  16. 16. Password authentication via 3-coloring • Step 0: When you register for the web service, registration choose your password to be a valid 3-coloring of some (suitable) graph 1 password: 6 G 2 5 3 4
  17. 17. Password authentication via 3-coloring • When the server asks for your password password? G do not send the password, but send the graph G instead (without the colors) 1 password: 6 G 2 5 3 4
  18. 18. Intuition about registration phase • Because 3-coloring is hard, the server will not be able to figure out your password (coloring) from G • Later, when you try to log in, you will convince the server that you know how to color G, without revealing the coloring itself • The server will be convinced you know your password but remain ignorant about what it is
  19. 19. The login phase You randomly permute the colors password: You lock each of the colors in a box and send the boxes to the server The server chooses an edge at random and asks for the keys to the boxes at the endpoints You send the requested keys 1 The server unlocks the two boxes and checks the colors are different 6 2 5 3 4 Repeat this 1000 times. Login succeeds if colors always different

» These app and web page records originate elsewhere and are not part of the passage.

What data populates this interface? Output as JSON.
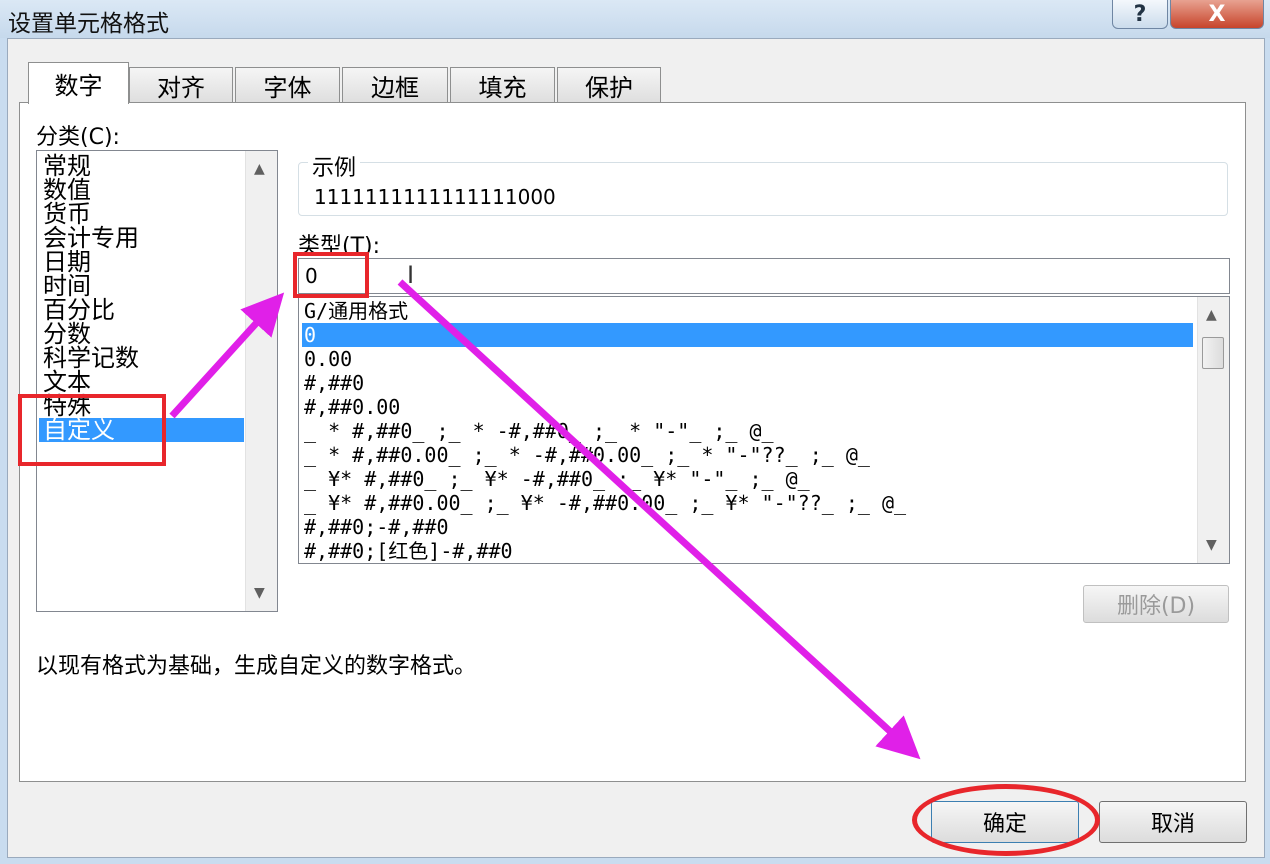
{
  "window": {
    "title": "设置单元格格式",
    "help_label": "?",
    "close_label": "X"
  },
  "tabs": [
    {
      "label": "数字",
      "active": true
    },
    {
      "label": "对齐",
      "active": false
    },
    {
      "label": "字体",
      "active": false
    },
    {
      "label": "边框",
      "active": false
    },
    {
      "label": "填充",
      "active": false
    },
    {
      "label": "保护",
      "active": false
    }
  ],
  "category": {
    "label": "分类(C):",
    "items": [
      "常规",
      "数值",
      "货币",
      "会计专用",
      "日期",
      "时间",
      "百分比",
      "分数",
      "科学记数",
      "文本",
      "特殊",
      "自定义"
    ],
    "selected": "自定义"
  },
  "sample": {
    "label": "示例",
    "value": "1111111111111111000"
  },
  "type_field": {
    "label": "类型(T):",
    "value": "0"
  },
  "format_list": {
    "items": [
      "G/通用格式",
      "0",
      "0.00",
      "#,##0",
      "#,##0.00",
      "_ * #,##0_ ;_ * -#,##0_ ;_ * \"-\"_ ;_ @_",
      "_ * #,##0.00_ ;_ * -#,##0.00_ ;_ * \"-\"??_ ;_ @_",
      "_ ¥* #,##0_ ;_ ¥* -#,##0_ ;_ ¥* \"-\"_ ;_ @_",
      "_ ¥* #,##0.00_ ;_ ¥* -#,##0.00_ ;_ ¥* \"-\"??_ ;_ @_",
      "#,##0;-#,##0",
      "#,##0;[红色]-#,##0"
    ],
    "selected": "0"
  },
  "delete_button": "删除(D)",
  "description": "以现有格式为基础，生成自定义的数字格式。",
  "ok_button": "确定",
  "cancel_button": "取消",
  "colors": {
    "selection": "#3399ff",
    "annotation_red": "#e8262b",
    "annotation_arrow": "#e020e8"
  }
}
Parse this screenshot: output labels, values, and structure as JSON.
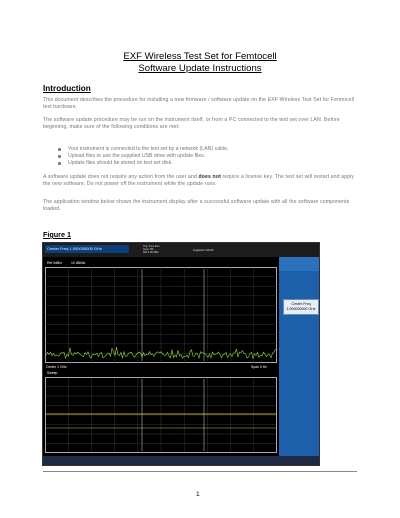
{
  "document": {
    "title_line1": "EXF Wireless Test Set for Femtocell",
    "title_line2": "Software Update Instructions",
    "intro_heading": "Introduction",
    "para1": "This document describes the procedure for installing a new firmware / software update on the EXF Wireless Test Set for Femtocell test hardware.",
    "para2": "The software update procedure may be run on the instrument itself, or from a PC connected to the test set over LAN. Before beginning, make sure of the following conditions are met:",
    "bullets": [
      "Your instrument is connected to the test set by a network (LAN) cable.",
      "Upload files or use the supplied USB drive with update files.",
      "Update files should be stored on test set disk."
    ],
    "para3_before": "A software update does not require any action from the user and ",
    "para3_bold": "does not",
    "para3_after": " require a license key. The test set will restart and apply the new software. Do not power off the instrument while the update runs.",
    "para4": "The application window below shows the instrument display after a successful software update with all the software components loaded.",
    "figure_label": "Figure 1",
    "page_number": "1"
  },
  "screenshot": {
    "center_freq_box": "Center Freq 1.000000000 GHz",
    "status_lines": [
      "Trig: Free Run",
      "Input: RF",
      "Ref 0.00 dBm"
    ],
    "right_status": "Avg|Hold:>10/100",
    "cf_button_line1": "Center Freq",
    "cf_button_line2": "1.000000000 GHz",
    "upper_pane_title": "Ref 0dBm",
    "upper_pane_subtitle": "10 dB/div",
    "center_label": "Center 1 GHz",
    "span_label": "Span 0 Hz",
    "lower_pane_title": "Sweep"
  },
  "colors": {
    "screen_bg": "#000000",
    "panel_blue": "#1d5fa8",
    "trace_green": "#9cd43a",
    "trace_yellow": "#e8d34a",
    "grid": "#6a6a6a"
  }
}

  20. 20. Analysis in the login phase • If you are an impostor, you won’t know how to color the graph, so at least one of the edges will have endpoints of the same color, and the server is likely to catch this • If you are honest, the server remains ignorant about your password, because all he sees are two random different colors • But how do we send locked boxes and keys over the internet?